Last week was anti-racism week at Ben's school. I ranted about this last year, but a few new things have started to annoy me.
The example posters shown at school to provide inspiration have a common theme - we may be different on the outside, but we're all the same on the inside. This is pretty much the message in Mem Fox's Whoever You Are, from which I essentially stole last year's poster theme. However, Mem Fox's version is slightly less problematic, in that it specifies particular things that are the same - love, laughter, pain and so on.
But to just generally describe us as all the same on the inside - I have a problem with that. First of all, it still implies that we need to be the same to be equal - the different outside can be tolerated because the insides are the same. But also, it lays the foundation for the "I wouldn't do it, so anyone who does is inferior/evil/wrong" kind of argument that is so, so prevalent in justifications of racism, sexism, ... *ism.
This argument is often genuinely based in egalitarianism - when I've challenged people to defend why their own stance is the gold standard, they generally say it is because they aren't any better than anyone else, that all people are the same deep down - all the simplistic messages that are given to infants school kids about racism. Some people may be hiding behind these answers, but I'm convinced that quite a lot are not. The concept that people may be very different, and yet equal seems impossible to comprehend for many.

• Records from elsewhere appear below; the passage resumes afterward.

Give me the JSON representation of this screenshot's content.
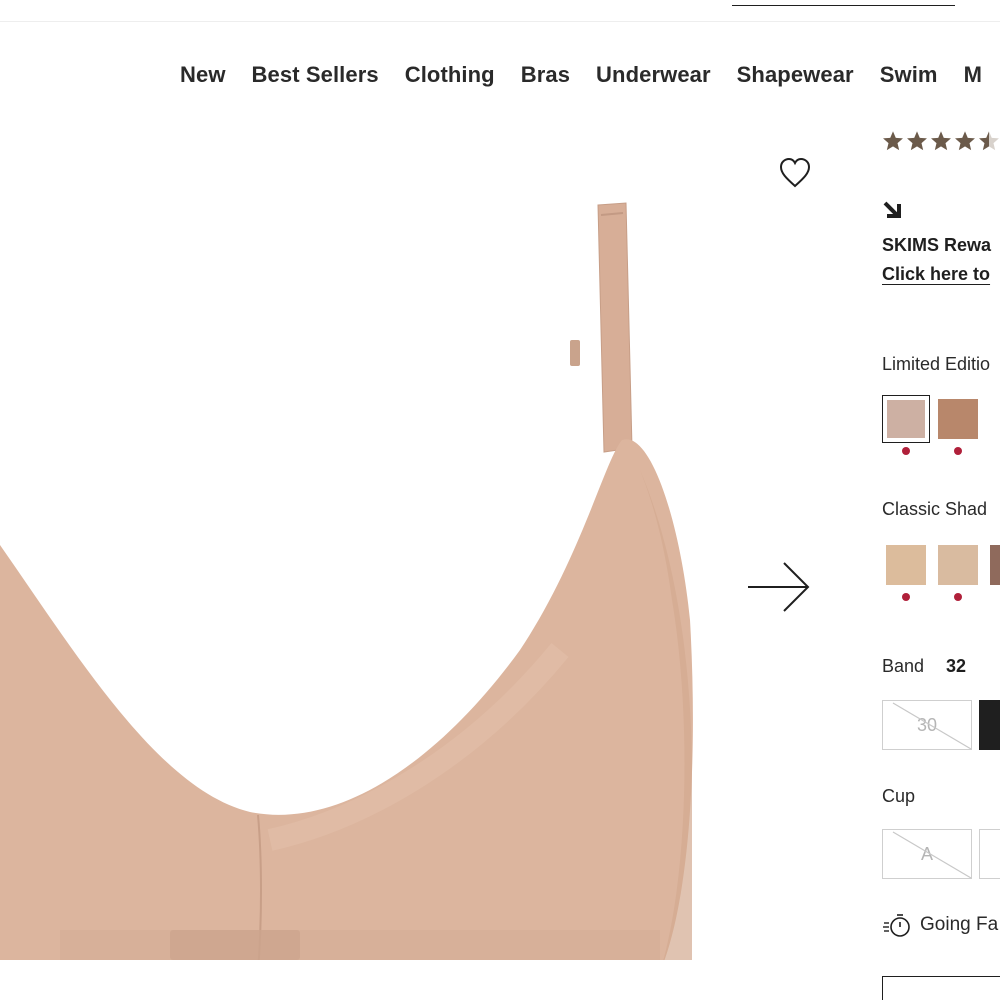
{
  "nav": {
    "items": [
      "New",
      "Best Sellers",
      "Clothing",
      "Bras",
      "Underwear",
      "Shapewear",
      "Swim",
      "M"
    ]
  },
  "gallery": {
    "wishlist_icon": "heart-outline-icon",
    "next_icon": "arrow-right-icon"
  },
  "product": {
    "rating": 4.5,
    "rating_max": 5,
    "star_color": "#6b5a4a",
    "rewards_title": "SKIMS Rewa",
    "rewards_link": "Click here to",
    "limited_label": "Limited Editio",
    "limited_swatches": [
      {
        "color": "#cdb0a3",
        "selected": true,
        "dot_color": "#b0203a"
      },
      {
        "color": "#b8876b",
        "selected": false,
        "dot_color": "#b0203a"
      }
    ],
    "classic_label": "Classic Shad",
    "classic_swatches": [
      {
        "color": "#dcbc9c",
        "selected": false,
        "dot_color": "#b0203a"
      },
      {
        "color": "#d9bba0",
        "selected": false,
        "dot_color": "#b0203a"
      },
      {
        "color": "#8f6a5c",
        "selected": false,
        "dot_color": null
      }
    ],
    "band_label": "Band",
    "band_selected": "32",
    "band_options": [
      {
        "label": "30",
        "unavailable": true
      },
      {
        "label": "",
        "unavailable": false,
        "selected": true
      }
    ],
    "cup_label": "Cup",
    "cup_options": [
      {
        "label": "A",
        "unavailable": true
      },
      {
        "label": "",
        "unavailable": false
      }
    ],
    "shipping_text": "Going Fa",
    "bra_color": "#dcb59e"
  }
}
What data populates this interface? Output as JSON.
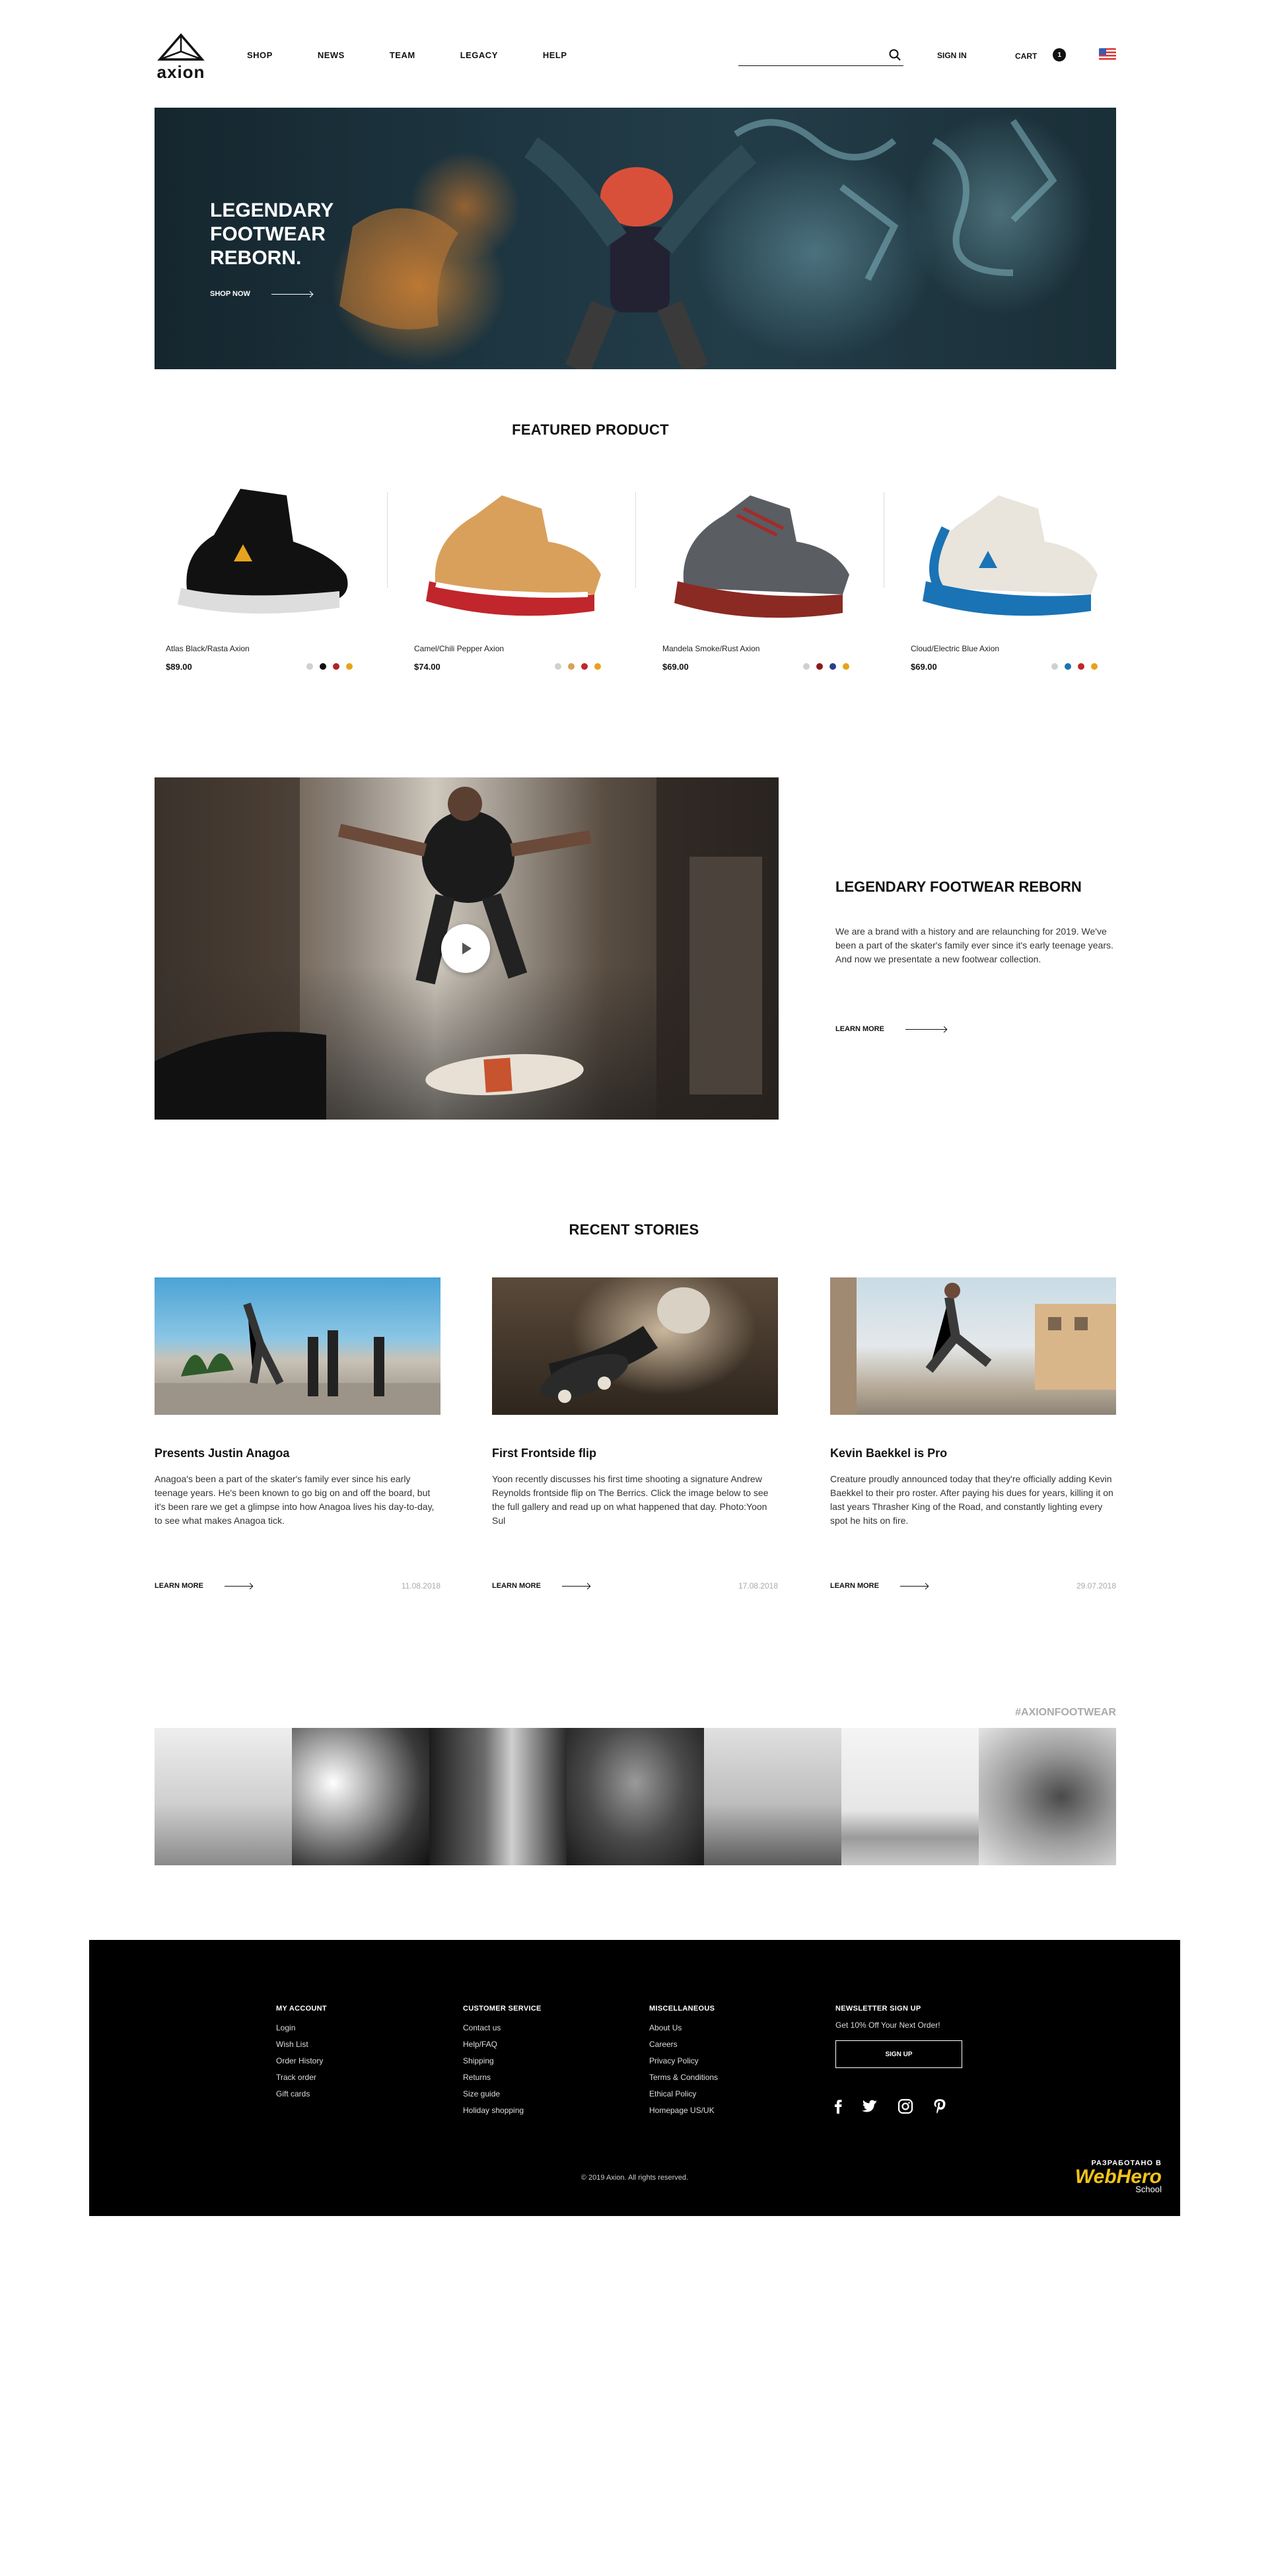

I'd rather see a celebration of difference week. In fact, I'd passionately rather see a celebration of difference week - there is so much more to be gained in so many aspects of children's lives from such a celebration.